WHAT NEEDS TO BE DONE
Please output the records below word for word and omit the pictures.

LISTED RECORDS
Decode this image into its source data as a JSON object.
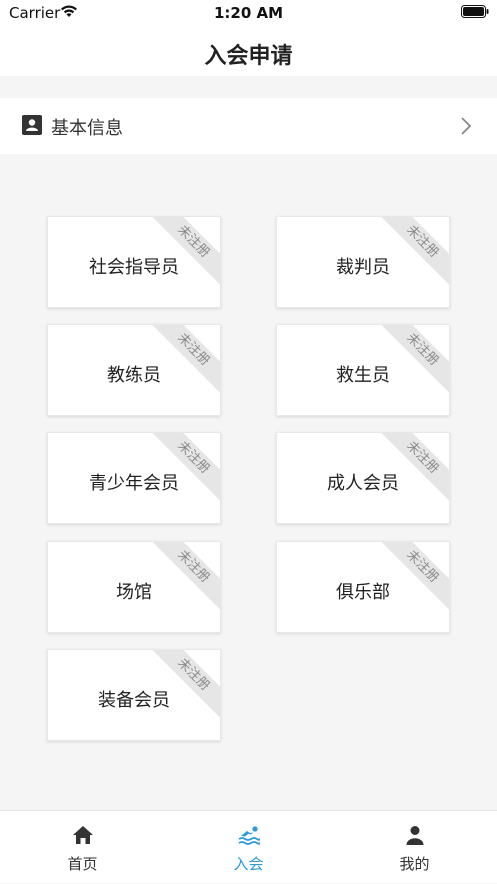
{
  "status_bar": {
    "carrier": "Carrier",
    "time": "1:20 AM"
  },
  "header": {
    "title": "入会申请"
  },
  "info_row": {
    "label": "基本信息",
    "icon": "id-card-icon"
  },
  "badge_text": "未注册",
  "cards": [
    {
      "label": "社会指导员",
      "status": "未注册"
    },
    {
      "label": "裁判员",
      "status": "未注册"
    },
    {
      "label": "教练员",
      "status": "未注册"
    },
    {
      "label": "救生员",
      "status": "未注册"
    },
    {
      "label": "青少年会员",
      "status": "未注册"
    },
    {
      "label": "成人会员",
      "status": "未注册"
    },
    {
      "label": "场馆",
      "status": "未注册"
    },
    {
      "label": "俱乐部",
      "status": "未注册"
    },
    {
      "label": "装备会员",
      "status": "未注册"
    }
  ],
  "tabs": [
    {
      "label": "首页",
      "icon": "home-icon"
    },
    {
      "label": "入会",
      "icon": "swimmer-icon",
      "active": true
    },
    {
      "label": "我的",
      "icon": "user-icon"
    }
  ],
  "colors": {
    "accent": "#2b9ad8",
    "background": "#f5f5f5",
    "ribbon": "#e6e6e6"
  }
}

EXERCISE ANSWER
Decode this image into its source data as a JSON object.
{
  "status_bar": {
    "carrier": "Carrier",
    "time": "1:20 AM"
  },
  "header": {
    "title": "入会申请"
  },
  "info_row": {
    "label": "基本信息",
    "icon": "id-card-icon"
  },
  "badge_text": "未注册",
  "cards": [
    {
      "label": "社会指导员",
      "status": "未注册"
    },
    {
      "label": "裁判员",
      "status": "未注册"
    },
    {
      "label": "教练员",
      "status": "未注册"
    },
    {
      "label": "救生员",
      "status": "未注册"
    },
    {
      "label": "青少年会员",
      "status": "未注册"
    },
    {
      "label": "成人会员",
      "status": "未注册"
    },
    {
      "label": "场馆",
      "status": "未注册"
    },
    {
      "label": "俱乐部",
      "status": "未注册"
    },
    {
      "label": "装备会员",
      "status": "未注册"
    }
  ],
  "tabs": [
    {
      "label": "首页",
      "icon": "home-icon"
    },
    {
      "label": "入会",
      "icon": "swimmer-icon",
      "active": true
    },
    {
      "label": "我的",
      "icon": "user-icon"
    }
  ],
  "colors": {
    "accent": "#2b9ad8",
    "background": "#f5f5f5",
    "ribbon": "#e6e6e6"
  }
}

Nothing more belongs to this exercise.